A total rewrite of the Tournament Manager

I’ve not used the Cambridge Pub Poker system for a couple of years - since the start of lockdown really - but it’s seems worth resurecting

More app-like than my usual projects
Lots of Local Storage and JavaScript

I first set-up Cambridge Pub Poker years ago, probably in 2011 going buy the date the domain was registered. My local at the time was The White Horse in Oakington. Pub Poker was a new thing, partly due to the changes in the law that allowed small stakes poker in licensed premises for the first time, and partly due to the rise in popularity of Texas Hold’em online.

Barry, the landlord, had one of the pub poker outfits in for a trial - I can’t remember the name. There was a good turnout and a lot of interest, but Barry and Greene King had an issue and the pub closed for some weeks. Half a dozen or so of those who had taken to the game started a weekly tournament in the Black Bull in the neighbouring village. It was an instant regular thing.

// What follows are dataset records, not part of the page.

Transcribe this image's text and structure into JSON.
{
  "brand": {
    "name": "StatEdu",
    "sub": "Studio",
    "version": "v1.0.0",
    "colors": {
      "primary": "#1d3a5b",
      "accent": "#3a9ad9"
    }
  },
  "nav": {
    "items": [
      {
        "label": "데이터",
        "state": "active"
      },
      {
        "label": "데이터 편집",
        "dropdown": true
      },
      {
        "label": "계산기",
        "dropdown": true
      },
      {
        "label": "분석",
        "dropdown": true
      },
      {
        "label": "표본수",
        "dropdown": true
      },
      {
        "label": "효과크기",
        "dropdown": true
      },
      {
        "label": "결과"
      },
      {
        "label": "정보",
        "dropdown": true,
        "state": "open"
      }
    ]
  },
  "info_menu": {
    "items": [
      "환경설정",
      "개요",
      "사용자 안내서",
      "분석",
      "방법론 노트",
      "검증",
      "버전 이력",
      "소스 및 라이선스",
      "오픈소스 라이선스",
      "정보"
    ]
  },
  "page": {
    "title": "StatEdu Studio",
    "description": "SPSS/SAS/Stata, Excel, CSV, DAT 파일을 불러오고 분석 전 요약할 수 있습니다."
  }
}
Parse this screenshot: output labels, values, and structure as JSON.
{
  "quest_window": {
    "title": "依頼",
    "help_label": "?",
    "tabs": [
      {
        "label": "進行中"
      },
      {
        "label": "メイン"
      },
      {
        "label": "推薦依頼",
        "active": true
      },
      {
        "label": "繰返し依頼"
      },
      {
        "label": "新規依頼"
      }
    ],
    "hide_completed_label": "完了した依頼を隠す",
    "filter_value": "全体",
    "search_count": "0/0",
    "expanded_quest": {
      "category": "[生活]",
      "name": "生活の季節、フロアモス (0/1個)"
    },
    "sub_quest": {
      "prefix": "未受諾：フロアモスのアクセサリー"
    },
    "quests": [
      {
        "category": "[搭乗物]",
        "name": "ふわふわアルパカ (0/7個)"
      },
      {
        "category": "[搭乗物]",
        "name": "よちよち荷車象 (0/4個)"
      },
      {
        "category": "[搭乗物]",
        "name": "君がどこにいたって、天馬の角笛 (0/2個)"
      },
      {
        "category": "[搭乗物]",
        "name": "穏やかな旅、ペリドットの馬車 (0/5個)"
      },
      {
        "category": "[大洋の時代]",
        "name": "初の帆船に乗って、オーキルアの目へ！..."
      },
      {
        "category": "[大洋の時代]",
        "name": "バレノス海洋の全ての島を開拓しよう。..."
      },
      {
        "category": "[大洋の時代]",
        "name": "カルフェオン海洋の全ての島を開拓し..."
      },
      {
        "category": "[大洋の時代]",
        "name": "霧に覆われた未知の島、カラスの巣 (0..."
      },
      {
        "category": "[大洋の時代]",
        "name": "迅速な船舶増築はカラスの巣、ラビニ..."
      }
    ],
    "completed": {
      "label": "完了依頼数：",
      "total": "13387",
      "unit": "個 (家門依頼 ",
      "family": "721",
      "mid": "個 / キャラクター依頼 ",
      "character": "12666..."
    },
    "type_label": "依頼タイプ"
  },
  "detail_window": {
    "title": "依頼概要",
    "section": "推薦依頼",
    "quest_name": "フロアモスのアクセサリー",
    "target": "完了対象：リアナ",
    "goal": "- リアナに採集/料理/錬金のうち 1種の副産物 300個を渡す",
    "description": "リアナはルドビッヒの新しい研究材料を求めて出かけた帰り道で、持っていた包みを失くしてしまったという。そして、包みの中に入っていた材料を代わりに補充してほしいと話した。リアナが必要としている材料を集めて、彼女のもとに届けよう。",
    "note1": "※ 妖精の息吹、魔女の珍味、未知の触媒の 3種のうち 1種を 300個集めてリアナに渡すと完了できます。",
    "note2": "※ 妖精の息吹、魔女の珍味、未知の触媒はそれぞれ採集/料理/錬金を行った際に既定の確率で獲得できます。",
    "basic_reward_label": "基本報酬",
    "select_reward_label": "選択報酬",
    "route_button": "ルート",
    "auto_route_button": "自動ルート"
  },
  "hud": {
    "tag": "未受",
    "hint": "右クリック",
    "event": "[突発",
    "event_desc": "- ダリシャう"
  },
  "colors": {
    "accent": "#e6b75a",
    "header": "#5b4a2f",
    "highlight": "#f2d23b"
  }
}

Naturally, yours truly was quickly into setting up a league, checking the legals and so on. The processes involved with managing a simple, small poker tournament offered a clear structure and set of rules that could be used to create an online poker tournament management system. The first most helpful function offered by an online system was recording who played, what position they finished in, the points won, and other info which made it easy to produce a full league table.

Adding a blinds timer was not essential, but if you have a system for recording players details, and need to log the position they finish, and so on, then why not? Bad broadband - that’s potentially why not. Everything required to fulfil the brief was standard fayre for me. Easy Peasy. Except my commercial projects were mainly designed to work online, and the couple of pubs where the system was being used had unreliable or non existent connections.

I like a challenge

Having the system I was proud of fail on a big screen in front of an audience spurned me on to develop something that could cope with being offline. Client side ‘local storage’ was a thing, but a relatively new thing. The W3C specifications were still in flux and various client side data storage options were being bandied about. It worked for me though, and other Mac users.

Designing and developing a system to work mainly client-side is quite different from the client request / server response model. Any PHP or similar server side functions I’d usually use needed a JavaScript equivalent.

I’ll resist digging deeper into the technicals and skip to the end of the story. I developed a system that ran in a browser, completely offline, save for an initial, optional refresh of some data, and the ‘Save Result To Server’ function which does what it says. And the really clever bit is that it could stop time - a blind could be paused and restarted multiple times and survive the closing and reopening of the browser.